"How valuable is the right to vote on the rules that govern a cryptocurrency? With intense focus on the price of cryptocurrencies, another asset — governance tokens — offers investors more than just the possibility of monetary returns: it let’s them help write the rules of particular blockchain. In the absence of a central governing body, decisions about blockchains are left to their users. But not just any users. Early adopters using a new DeFi service can buy (or earn) governance tokens, which provide the holder with the right to vote on how the blockchain is maintained, upgraded and managed. One token, one vote. These tokens often do have monetary value, but the ability to shape the future of a blockchain as these systems become more integrated into daily business is it’s own substantial asset." Read more
“It’s been a tough year for business. From ransomware attacks and power outages to cloud downtime and supply-chain disruptions, it’s never been more important to communicate to customers and stakeholders about what’s going wrong and why. Yet, with partial data and misinformation often spreading faster than official word, it’s also never been harder to deliver accurate and timely messages.”

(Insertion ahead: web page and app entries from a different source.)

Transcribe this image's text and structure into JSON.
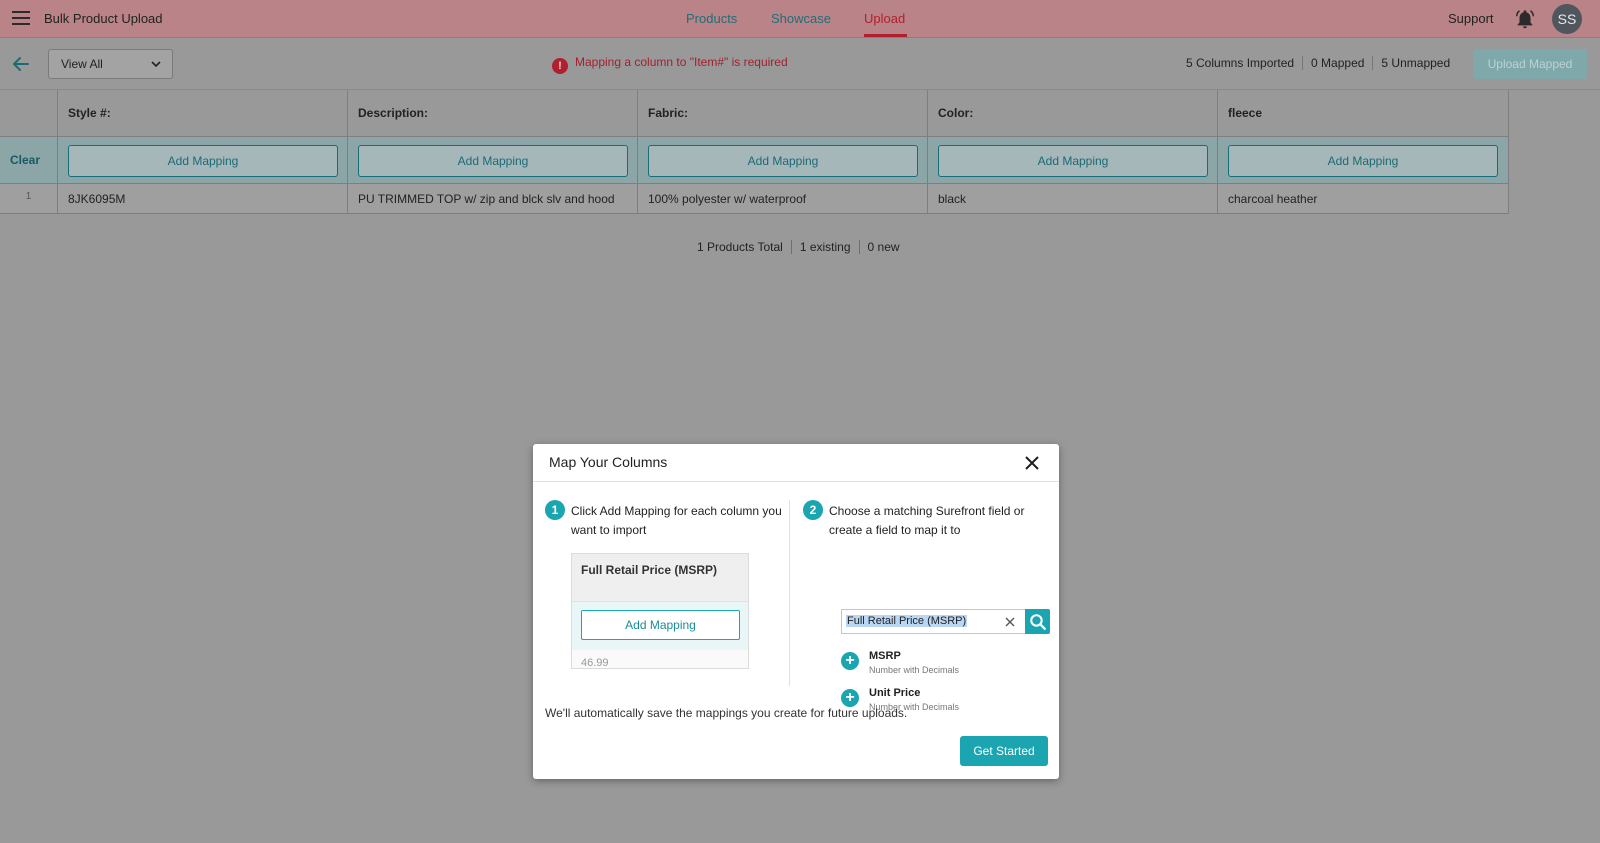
{
  "header": {
    "app_title": "Bulk Product Upload",
    "tabs": [
      {
        "label": "Products",
        "active": false
      },
      {
        "label": "Showcase",
        "active": false
      },
      {
        "label": "Upload",
        "active": true
      }
    ],
    "support_label": "Support",
    "avatar_initials": "SS"
  },
  "toolbar": {
    "view_select_value": "View All",
    "error_message": "Mapping a column to \"Item#\" is required",
    "stats": [
      "5 Columns Imported",
      "0 Mapped",
      "5 Unmapped"
    ],
    "upload_button": "Upload Mapped"
  },
  "table": {
    "clear_label": "Clear",
    "columns": [
      "Style #:",
      "Description:",
      "Fabric:",
      "Color:",
      "fleece"
    ],
    "add_mapping_label": "Add Mapping",
    "rows": [
      {
        "num": "1",
        "cells": [
          "8JK6095M",
          "PU TRIMMED TOP w/ zip and blck slv and hood",
          "100% polyester w/ waterproof",
          "black",
          "charcoal heather"
        ]
      }
    ]
  },
  "totals": [
    "1 Products Total",
    "1 existing",
    "0 new"
  ],
  "modal": {
    "title": "Map Your Columns",
    "step1": {
      "num": "1",
      "text": "Click Add Mapping for each column you want to import"
    },
    "example": {
      "header": "Full Retail Price (MSRP)",
      "button": "Add Mapping",
      "value": "46.99"
    },
    "step2": {
      "num": "2",
      "text": "Choose a matching Surefront field or create a field to map it to"
    },
    "search_value": "Full Retail Price (MSRP)",
    "options": [
      {
        "name": "MSRP",
        "type": "Number with Decimals"
      },
      {
        "name": "Unit Price",
        "type": "Number with Decimals"
      }
    ],
    "footnote": "We'll automatically save the mappings you create for future uploads.",
    "get_started": "Get Started"
  },
  "colors": {
    "accent": "#1aa5b0",
    "error": "#b1202e",
    "header_bg": "#b98387"
  }
}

How Napster changed the way music is distributed and paved a way for the streaming services that are available now. A very interesting read. Read more
“The most damaging thing you learned in school wasn't something you learned in any specific class. It was learning to get good grades. ” Read more
Things I Learned this Week
Room for error is underappreciated and misunderstood.
It’s usually viewed as a conservative hedge, used by those who don’t want to take much risk. But when used appropriately it’s the opposite. Room for error lets you stick around long enough to let the odds of benefiting from a low-probability outcome fall in your favour. Since the biggest gains occur the most infrequently – either because they don’t happen often or because they take time to compound – the person with enough room for error in part of their strategy to let them endure hardship in the other part of their strategy has an edge over the person who gets wiped out, game over, insert more tokens, at the first hiccup.
Thanks for reading,